WSBK: A Point Proven During Superpole at Monza

05/06/2011 @ 6:36 pm, by Victoria Reid2 COMMENTS

Racing for some redemption, Max Biaggi (1:41.745) proved a point in winning pole for the 2011 World Superbike round at Monza, returning to the track to best his own qualifying time after most riders had returned to their garages. Biaggi also bested his record top speed (334.8 kph/208.035 mph) from an earlier practice session in qualifying. He will be joined on the front row for his home race by Eugene Laverty, Jonathon Rea, and Troy Corser. Meanwhile, points leader Carlos Checa was knocked out in Superpole 2 and will start eleventh. Most riders fell afoul of the Monza chicane at least once, having their lap times ruined and deleted by cutting across the feature.
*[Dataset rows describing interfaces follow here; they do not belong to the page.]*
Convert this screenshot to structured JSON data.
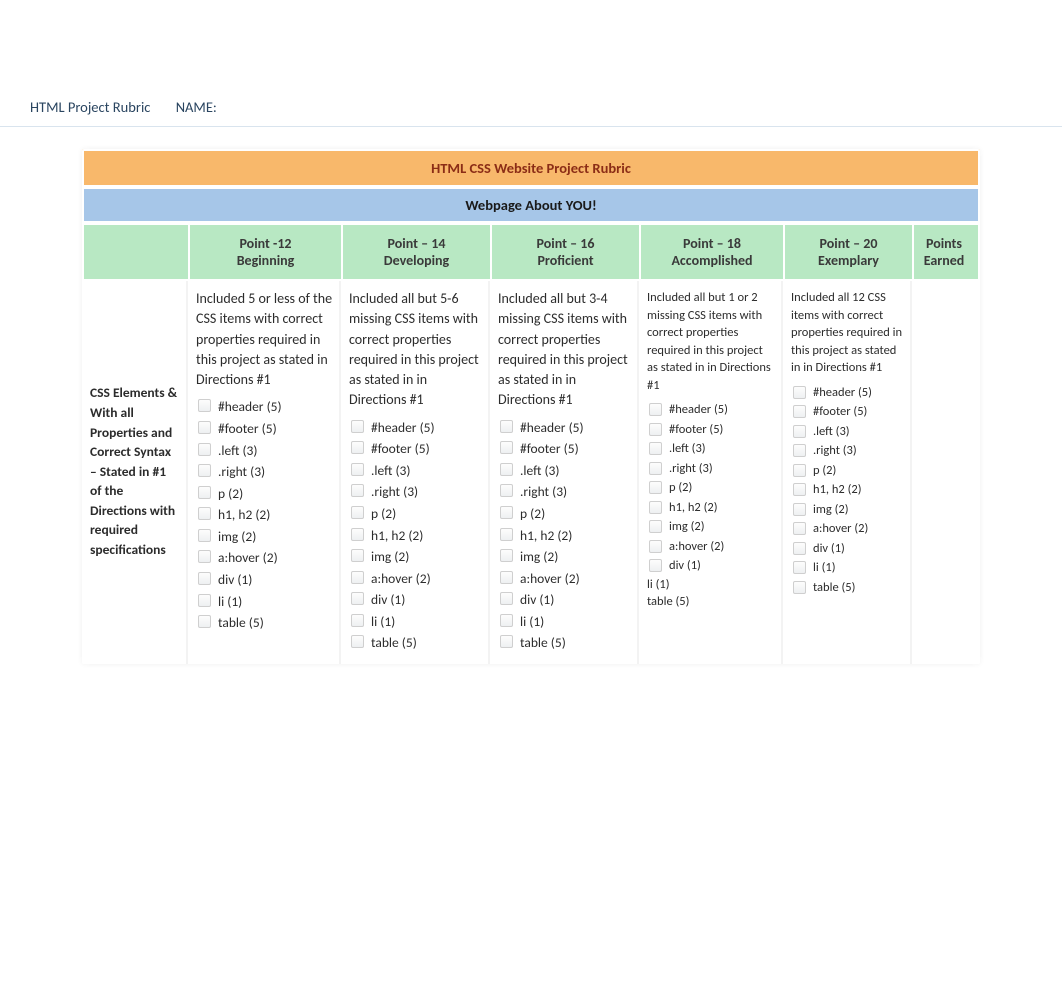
{
  "page": {
    "title": "HTML Project Rubric",
    "name_label": "NAME:"
  },
  "rubric": {
    "title": "HTML CSS Website Project Rubric",
    "subtitle": "Webpage About YOU!",
    "columns": {
      "criterion_header": "",
      "c1": {
        "points": "Point -12",
        "label": "Beginning"
      },
      "c2": {
        "points": "Point – 14",
        "label": "Developing"
      },
      "c3": {
        "points": "Point – 16",
        "label": "Proficient"
      },
      "c4": {
        "points": "Point – 18",
        "label": "Accomplished"
      },
      "c5": {
        "points": "Point – 20",
        "label": "Exemplary"
      },
      "c6": "Points Earned"
    },
    "row1": {
      "criterion": "CSS Elements & With all Properties and Correct Syntax – Stated in #1 of the Directions with required specifications",
      "c1": {
        "desc": "Included 5 or less of the CSS items with correct properties required in this project as stated in Directions #1",
        "items": [
          "#header (5)",
          "#footer (5)",
          ".left (3)",
          ".right (3)",
          "p (2)",
          "h1, h2 (2)",
          "img (2)",
          "a:hover (2)",
          "div (1)",
          "li (1)",
          "table (5)"
        ]
      },
      "c2": {
        "desc": "Included all but 5-6 missing CSS items with correct properties required in this project as stated in in Directions #1",
        "items": [
          "#header (5)",
          "#footer (5)",
          ".left (3)",
          ".right (3)",
          "p (2)",
          "h1, h2 (2)",
          "img (2)",
          "a:hover (2)",
          "div (1)",
          "li (1)",
          "table (5)"
        ]
      },
      "c3": {
        "desc": "Included all but 3-4 missing CSS items with correct properties required in this project as stated in in Directions #1",
        "items": [
          "#header (5)",
          "#footer (5)",
          ".left (3)",
          ".right (3)",
          "p (2)",
          "h1, h2 (2)",
          "img (2)",
          "a:hover (2)",
          "div (1)",
          "li (1)",
          "table (5)"
        ]
      },
      "c4": {
        "desc": "Included all but 1 or 2 missing CSS items with correct properties required in this project as stated in in Directions #1",
        "items": [
          "#header (5)",
          "#footer (5)",
          ".left (3)",
          ".right (3)",
          "p (2)",
          "h1, h2 (2)",
          "img (2)",
          "a:hover (2)",
          "div (1)"
        ],
        "extra": [
          "li (1)",
          "table (5)"
        ]
      },
      "c5": {
        "desc": "Included all 12 CSS items with correct properties required in this project as stated in in Directions #1",
        "items": [
          "#header (5)",
          "#footer (5)",
          ".left (3)",
          ".right (3)",
          "p (2)",
          "h1, h2 (2)",
          "img (2)",
          "a:hover (2)",
          "div (1)",
          "li (1)",
          "table (5)"
        ]
      }
    }
  }
}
Rea (1:43.712) was the first to go fastest for the weekend, leading Corser, Badovini, and Biaggi in the first free practice on Friday morning. Haslam (1:42.934) took his turn to put the quick BMW on provisional pole in the afternoon qualifying practice, though it was Biaggi breaking the WSBK speed record that garnered more attention for the Italian in front of the home crowd. Laverty and Badovini, who was again quick Friday afternoon, completed the provisional front row. Meanwhile, James Toseland, Badovini’s returning teammate, was only twenty-first quickest in QP. Also recovering Chris Vermeulen did not ride in the afternoon session, after an off in the morning required a visit to the medical center and stitches on his elbow.

WSBK: Battle to the Finish in Race 2 at Assen

04/17/2011 @ 11:04 am, by Victoria Reid1 COMMENT

Carlos Checa started the second World Superbike race at Assen in pole position, after wise tire management left him the only rider in Superpole 3 on Saturday with an unused qualifying tire. He was joined on the front row by Jakub Smrz, Eugene Laverty, and Noriyuki Haga. It was the first front row start (other than that for Race 1) for the Irish rider in his WSBK rookie season.

Laverty’s teammate Marco Melandri had worse luck, crashing on his final lap in Superpole 3 and only qualifying eighth. The second WSBK race at Assen got off to a late start after the Supersport race had multiple red flags. It had become somewhat cloudier as the afternoon progressed, but hampered the racing little.

Ruben Xaus to Start 200th WSBK Race at Phillip Island

02/14/2011 @ 5:21 pm, by Victoria Reid9 COMMENTS

Ruben Xaus will start his 200th World Superbike race at Phillip Island, making him the third rider in this season’s field to start such a large number of races. He will join the ranks of Carl Fogarty, Noriyuki Haga, Troy Corser, Aaron Slight, and Frankie Chili in numbers of starts by racing at the season opener later this month. Xaus began his WSBK career with two wildcard entries in 1998, after a rookie Supersport season in 1997.

He returned to World Supersport for 1999 and 2000, but began his full-time career as a World Superbike rider in 2001. He left WSBK for the 2004 and 2005 seasons to go racing in MotoGP, with a career high of third at Qatar in 2004 on a satellite Ducati. Xaus was named MotoGP Rookie of the Year for 2004 and moved to a satellite Yamaha for 2005, where he did not have the same luck.